DATA FOR REVIEW:

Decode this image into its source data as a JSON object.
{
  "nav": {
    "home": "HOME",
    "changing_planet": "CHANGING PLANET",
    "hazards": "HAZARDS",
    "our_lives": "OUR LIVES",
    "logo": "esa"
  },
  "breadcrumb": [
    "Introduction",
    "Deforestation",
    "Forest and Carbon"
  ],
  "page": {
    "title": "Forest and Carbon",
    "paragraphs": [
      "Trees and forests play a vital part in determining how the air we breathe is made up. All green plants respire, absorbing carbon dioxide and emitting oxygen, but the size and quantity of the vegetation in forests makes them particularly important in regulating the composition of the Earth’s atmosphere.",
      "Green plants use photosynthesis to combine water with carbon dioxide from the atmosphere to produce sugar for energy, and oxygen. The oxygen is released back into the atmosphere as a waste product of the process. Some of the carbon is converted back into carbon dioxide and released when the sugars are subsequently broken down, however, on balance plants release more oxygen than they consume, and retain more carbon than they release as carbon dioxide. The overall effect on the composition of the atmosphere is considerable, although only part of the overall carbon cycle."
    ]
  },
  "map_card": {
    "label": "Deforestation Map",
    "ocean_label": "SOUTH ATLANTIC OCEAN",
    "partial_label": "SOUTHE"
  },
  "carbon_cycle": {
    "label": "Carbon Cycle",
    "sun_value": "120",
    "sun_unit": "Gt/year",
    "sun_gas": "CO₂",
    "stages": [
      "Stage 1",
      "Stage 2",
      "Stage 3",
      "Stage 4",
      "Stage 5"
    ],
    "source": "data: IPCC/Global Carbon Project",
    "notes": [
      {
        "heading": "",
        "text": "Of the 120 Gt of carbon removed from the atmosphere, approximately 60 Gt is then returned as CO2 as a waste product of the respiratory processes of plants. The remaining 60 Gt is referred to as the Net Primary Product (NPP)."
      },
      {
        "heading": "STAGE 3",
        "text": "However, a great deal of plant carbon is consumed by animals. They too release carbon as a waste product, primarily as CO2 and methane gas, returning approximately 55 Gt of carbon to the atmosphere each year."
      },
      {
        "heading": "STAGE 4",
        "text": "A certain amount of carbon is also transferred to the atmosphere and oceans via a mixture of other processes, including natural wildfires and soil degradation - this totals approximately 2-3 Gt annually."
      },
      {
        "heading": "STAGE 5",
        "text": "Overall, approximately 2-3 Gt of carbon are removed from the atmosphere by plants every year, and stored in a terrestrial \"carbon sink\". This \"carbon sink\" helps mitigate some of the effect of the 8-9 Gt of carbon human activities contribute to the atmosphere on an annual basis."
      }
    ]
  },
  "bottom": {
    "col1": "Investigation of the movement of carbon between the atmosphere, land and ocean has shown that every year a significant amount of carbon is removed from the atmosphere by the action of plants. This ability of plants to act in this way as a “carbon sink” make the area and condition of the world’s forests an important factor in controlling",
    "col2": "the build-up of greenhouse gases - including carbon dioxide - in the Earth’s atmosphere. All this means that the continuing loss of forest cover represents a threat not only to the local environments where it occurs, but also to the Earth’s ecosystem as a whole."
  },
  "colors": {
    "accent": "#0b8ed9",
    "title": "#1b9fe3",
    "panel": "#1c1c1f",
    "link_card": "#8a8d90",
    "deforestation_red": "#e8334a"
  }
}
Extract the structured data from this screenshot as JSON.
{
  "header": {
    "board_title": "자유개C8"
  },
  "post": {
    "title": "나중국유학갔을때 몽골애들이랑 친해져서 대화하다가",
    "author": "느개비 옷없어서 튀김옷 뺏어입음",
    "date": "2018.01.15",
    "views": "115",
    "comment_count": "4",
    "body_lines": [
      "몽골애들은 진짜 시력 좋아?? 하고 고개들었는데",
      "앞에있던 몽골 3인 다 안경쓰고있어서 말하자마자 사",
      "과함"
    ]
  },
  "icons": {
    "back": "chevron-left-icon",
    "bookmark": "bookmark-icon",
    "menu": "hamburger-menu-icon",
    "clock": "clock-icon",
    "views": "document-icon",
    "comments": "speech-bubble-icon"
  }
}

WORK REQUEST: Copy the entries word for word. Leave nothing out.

TASK OUTPUT:
Decode this image into its source data as a JSON object.
{
  "nav": {
    "home": "HOME",
    "changing_planet": "CHANGING PLANET",
    "hazards": "HAZARDS",
    "our_lives": "OUR LIVES",
    "logo": "esa"
  },
  "breadcrumb": [
    "Introduction",
    "Deforestation",
    "Forest and Carbon"
  ],
  "page": {
    "title": "Forest and Carbon",
    "paragraphs": [
      "Trees and forests play a vital part in determining how the air we breathe is made up. All green plants respire, absorbing carbon dioxide and emitting oxygen, but the size and quantity of the vegetation in forests makes them particularly important in regulating the composition of the Earth’s atmosphere.",
      "Green plants use photosynthesis to combine water with carbon dioxide from the atmosphere to produce sugar for energy, and oxygen. The oxygen is released back into the atmosphere as a waste product of the process. Some of the carbon is converted back into carbon dioxide and released when the sugars are subsequently broken down, however, on balance plants release more oxygen than they consume, and retain more carbon than they release as carbon dioxide. The overall effect on the composition of the atmosphere is considerable, although only part of the overall carbon cycle."
    ]
  },
  "map_card": {
    "label": "Deforestation Map",
    "ocean_label": "SOUTH ATLANTIC OCEAN",
    "partial_label": "SOUTHE"
  },
  "carbon_cycle": {
    "label": "Carbon Cycle",
    "sun_value": "120",
    "sun_unit": "Gt/year",
    "sun_gas": "CO₂",
    "stages": [
      "Stage 1",
      "Stage 2",
      "Stage 3",
      "Stage 4",
      "Stage 5"
    ],
    "source": "data: IPCC/Global Carbon Project",
    "notes": [
      {
        "heading": "",
        "text": "Of the 120 Gt of carbon removed from the atmosphere, approximately 60 Gt is then returned as CO2 as a waste product of the respiratory processes of plants. The remaining 60 Gt is referred to as the Net Primary Product (NPP)."
      },
      {
        "heading": "STAGE 3",
        "text": "However, a great deal of plant carbon is consumed by animals. They too release carbon as a waste product, primarily as CO2 and methane gas, returning approximately 55 Gt of carbon to the atmosphere each year."
      },
      {
        "heading": "STAGE 4",
        "text": "A certain amount of carbon is also transferred to the atmosphere and oceans via a mixture of other processes, including natural wildfires and soil degradation - this totals approximately 2-3 Gt annually."
      },
      {
        "heading": "STAGE 5",
        "text": "Overall, approximately 2-3 Gt of carbon are removed from the atmosphere by plants every year, and stored in a terrestrial \"carbon sink\". This \"carbon sink\" helps mitigate some of the effect of the 8-9 Gt of carbon human activities contribute to the atmosphere on an annual basis."
      }
    ]
  },
  "bottom": {
    "col1": "Investigation of the movement of carbon between the atmosphere, land and ocean has shown that every year a significant amount of carbon is removed from the atmosphere by the action of plants. This ability of plants to act in this way as a “carbon sink” make the area and condition of the world’s forests an important factor in controlling",
    "col2": "the build-up of greenhouse gases - including carbon dioxide - in the Earth’s atmosphere. All this means that the continuing loss of forest cover represents a threat not only to the local environments where it occurs, but also to the Earth’s ecosystem as a whole."
  },
  "colors": {
    "accent": "#0b8ed9",
    "title": "#1b9fe3",
    "panel": "#1c1c1f",
    "link_card": "#8a8d90",
    "deforestation_red": "#e8334a"
  }
}
Extract the structured data from this screenshot as JSON.
{
  "header": {
    "board_title": "자유개C8"
  },
  "post": {
    "title": "나중국유학갔을때 몽골애들이랑 친해져서 대화하다가",
    "author": "느개비 옷없어서 튀김옷 뺏어입음",
    "date": "2018.01.15",
    "views": "115",
    "comment_count": "4",
    "body_lines": [
      "몽골애들은 진짜 시력 좋아?? 하고 고개들었는데",
      "앞에있던 몽골 3인 다 안경쓰고있어서 말하자마자 사",
      "과함"
    ]
  },
  "icons": {
    "back": "chevron-left-icon",
    "bookmark": "bookmark-icon",
    "menu": "hamburger-menu-icon",
    "clock": "clock-icon",
    "views": "document-icon",
    "comments": "speech-bubble-icon"
  }
}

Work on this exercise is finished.